(f) the offence complained of and the offence (if any) proved, and in cases coming under clause (b), (c), (d) or (e) of su.-section (1) of section 260, the value of the property in respect of which the offence has been committed;
(g) the plea of the accused and his examination (if any);
(h) the finding ;
(i) the sentence or other final order; and
(j) the date on which the proceedings terminated; and when the accused does not plead guilty, the Magistrate or Bench shall also record the substance of the evidence and a judgment containing a brief statement of the reasons for the finding."
1. See discussion of cas.-law in Antonio Vincente v. State, AIR 1968 Goa 81.
2. 14th Report, Vol. 2.
22.9. Section 265(1.-Language of record and judgment.-
Su.-section (1) of section 265 deals with the language of the record and judgment. The mention therein of the mothe.-tongue of the presiding officer may be omitted as unnecessary at the present day. It also appears unnecessary to require the presiding officer himself to write up the record. In practice, the factual particulars of the case are recorded by the clerk of the Court. The su.-section may accordingly be revised to read:
"(1) Every such record and judgment shall be written either in English or in the language of the Court."
22.10. Section 265(2), (3) and (4.-Special provisions for Benches.-
Su.-section (2) of section 265 enables the State Government to authorise any Bench of Magistrates to employ an official to prepare the record or judgment or both and take the signature thereon of each member of the Bench taking part in the proceedings. The official is to be "appointed in this behalf by the Court to which such Bench is immediately subordinate" i.e., the Chief Judicial Magistrate of the district. As this is a petty administrative matter, the authorisation also could, it is suggested, be left in his hands.
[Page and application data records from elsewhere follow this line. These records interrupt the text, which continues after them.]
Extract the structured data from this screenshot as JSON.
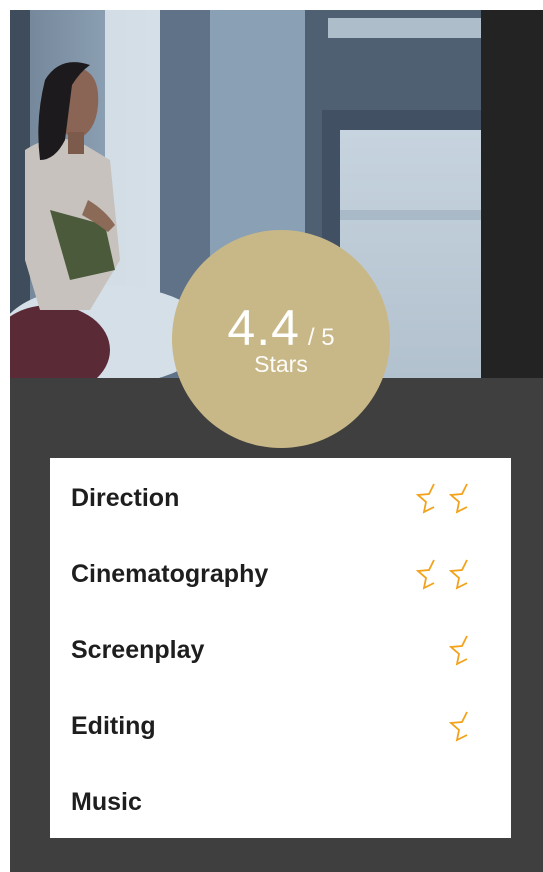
{
  "rating": {
    "score": "4.4",
    "max": "/ 5",
    "unit": "Stars",
    "value": 4.4,
    "out_of": 5
  },
  "criteria": [
    {
      "label": "Direction",
      "stars": 2
    },
    {
      "label": "Cinematography",
      "stars": 2
    },
    {
      "label": "Screenplay",
      "stars": 1
    },
    {
      "label": "Editing",
      "stars": 1
    },
    {
      "label": "Music",
      "stars": 0
    }
  ],
  "colors": {
    "frame_bg": "#3f3f3f",
    "badge_gold": "#c9b887",
    "star_orange": "#f2a21b",
    "label_text": "#1e1e1e"
  },
  "icons": {
    "star": "half-star-outline-icon"
  },
  "hero_image": "movie still of a woman sitting by a window"
}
The su.-section may be revised to read:
"(2) The Chief Judicial Magistrate may authorise any Bench of Magistrates empowered to try offences summarily to prepare the aforesaid record or judgment or both by means of an officer appointed in this behalf by the Chief Judicial Magistrate, and the record or judgment so prepared shall be signed by each member of the Bench taking part in the proceedings."
No modifications are required in su.-sections (3) and (4).